**Record extracts**:
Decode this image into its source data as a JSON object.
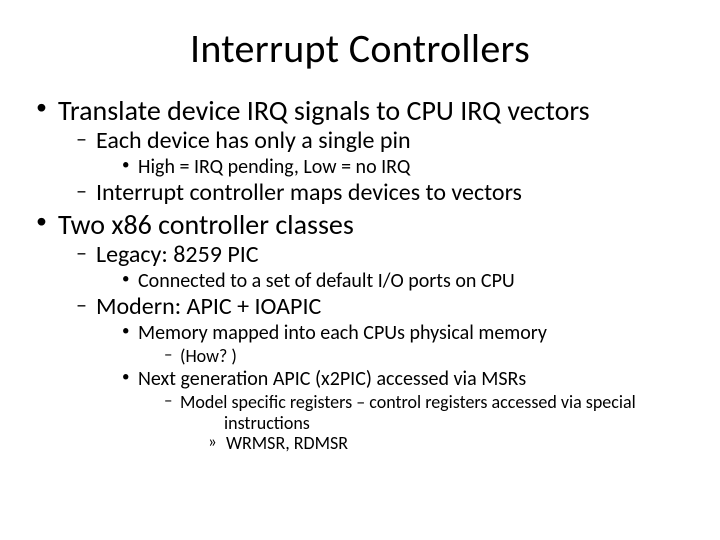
{
  "title": "Interrupt Controllers",
  "b1": {
    "text": "Translate device IRQ signals to CPU IRQ vectors",
    "sub1": {
      "text": "Each device has only a single pin",
      "sub1": "High = IRQ pending, Low = no IRQ"
    },
    "sub2": "Interrupt controller maps devices to vectors"
  },
  "b2": {
    "text": "Two x86 controller classes",
    "sub1": {
      "text": "Legacy: 8259 PIC",
      "sub1": "Connected to a set of default I/O ports on CPU"
    },
    "sub2": {
      "text": "Modern: APIC + IOAPIC",
      "sub1": {
        "text": "Memory mapped into each CPUs physical memory",
        "sub1": "(How? )"
      },
      "sub2": {
        "text": "Next generation APIC (x2PIC) accessed via MSRs",
        "sub1": {
          "text_a": "Model specific registers – control registers accessed via special",
          "text_b": "instructions",
          "sub1": "WRMSR, RDMSR"
        }
      }
    }
  }
}
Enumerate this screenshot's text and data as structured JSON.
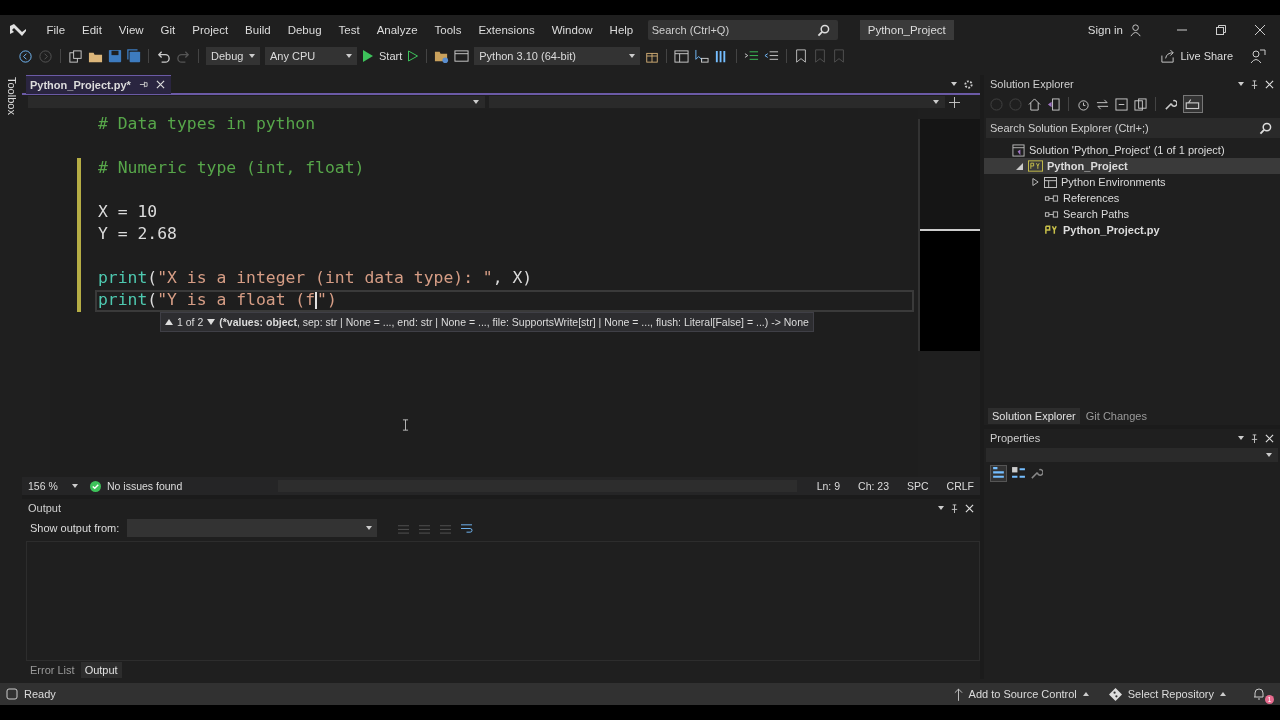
{
  "menu_bar": {
    "items": [
      "File",
      "Edit",
      "View",
      "Git",
      "Project",
      "Build",
      "Debug",
      "Test",
      "Analyze",
      "Tools",
      "Extensions",
      "Window",
      "Help"
    ],
    "search": {
      "placeholder": "Search (Ctrl+Q)"
    },
    "solution_name": "Python_Project",
    "sign_in": "Sign in"
  },
  "toolbar": {
    "configuration": "Debug",
    "platform": "Any CPU",
    "start": "Start",
    "environment": "Python 3.10 (64-bit)",
    "live_share": "Live Share"
  },
  "toolbox": {
    "label": "Toolbox"
  },
  "document_tabs": [
    {
      "label": "Python_Project.py*",
      "selected": true
    }
  ],
  "editor": {
    "lines": [
      {
        "kind": "code",
        "changed": false,
        "current": false,
        "tokens": [
          {
            "kind": "comment",
            "text": "# Data types in python"
          }
        ]
      },
      {
        "kind": "blank"
      },
      {
        "kind": "code",
        "changed": true,
        "current": false,
        "tokens": [
          {
            "kind": "comment",
            "text": "# Numeric type (int, float)"
          }
        ]
      },
      {
        "kind": "blank",
        "changed": true
      },
      {
        "kind": "code",
        "changed": true,
        "current": false,
        "tokens": [
          {
            "kind": "plain",
            "text": "X = 10"
          }
        ]
      },
      {
        "kind": "code",
        "changed": true,
        "current": false,
        "tokens": [
          {
            "kind": "plain",
            "text": "Y = 2.68"
          }
        ]
      },
      {
        "kind": "blank",
        "changed": true
      },
      {
        "kind": "code",
        "changed": true,
        "current": false,
        "tokens": [
          {
            "kind": "function",
            "text": "print"
          },
          {
            "kind": "plain",
            "text": "("
          },
          {
            "kind": "string",
            "text": "\"X is a integer (int data type): \""
          },
          {
            "kind": "plain",
            "text": ", X)"
          }
        ]
      },
      {
        "kind": "code",
        "changed": true,
        "current": true,
        "tokens": [
          {
            "kind": "function",
            "text": "print"
          },
          {
            "kind": "plain",
            "text": "("
          },
          {
            "kind": "string",
            "text": "\"Y is a float (f"
          },
          {
            "kind": "caret"
          },
          {
            "kind": "string",
            "text": "\")"
          }
        ]
      }
    ],
    "signature_help": {
      "counter": "1 of 2",
      "bold": "(*values: object",
      "rest": ", sep: str | None = ..., end: str | None = ..., file: SupportsWrite[str] | None = ..., flush: Literal[False] = ...) -> None"
    },
    "status": {
      "zoom": "156 %",
      "issues": "No issues found",
      "line": "Ln: 9",
      "column": "Ch: 23",
      "indent": "SPC",
      "line_ending": "CRLF"
    }
  },
  "output": {
    "title": "Output",
    "show_from_label": "Show output from:"
  },
  "bottom_tabs": [
    {
      "label": "Error List",
      "selected": false
    },
    {
      "label": "Output",
      "selected": true
    }
  ],
  "solution_explorer": {
    "title": "Solution Explorer",
    "search": {
      "placeholder": "Search Solution Explorer (Ctrl+;)"
    },
    "tree": [
      {
        "label": "Solution 'Python_Project' (1 of 1 project)",
        "kind": "solution",
        "startup": false,
        "selected": false,
        "children": [
          {
            "label": "Python_Project",
            "kind": "project",
            "startup": true,
            "selected": true,
            "expanded": true,
            "children": [
              {
                "label": "Python Environments",
                "kind": "environments",
                "startup": false,
                "selected": false,
                "expanded": false
              },
              {
                "label": "References",
                "kind": "reference",
                "startup": false,
                "selected": false
              },
              {
                "label": "Search Paths",
                "kind": "reference",
                "startup": false,
                "selected": false
              },
              {
                "label": "Python_Project.py",
                "kind": "file",
                "startup": true,
                "selected": false
              }
            ]
          }
        ]
      }
    ]
  },
  "right_tabs": [
    {
      "label": "Solution Explorer",
      "selected": true
    },
    {
      "label": "Git Changes",
      "selected": false
    }
  ],
  "properties": {
    "title": "Properties"
  },
  "status_bar": {
    "state": "Ready",
    "source_control": "Add to Source Control",
    "repository": "Select Repository",
    "notifications": "1"
  }
}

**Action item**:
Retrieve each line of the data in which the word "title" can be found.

**Finished task**:
  "title": "Interrupt Controllers",
    "title": "Output",
    "title": "Solution Explorer",
    "title": "Properties"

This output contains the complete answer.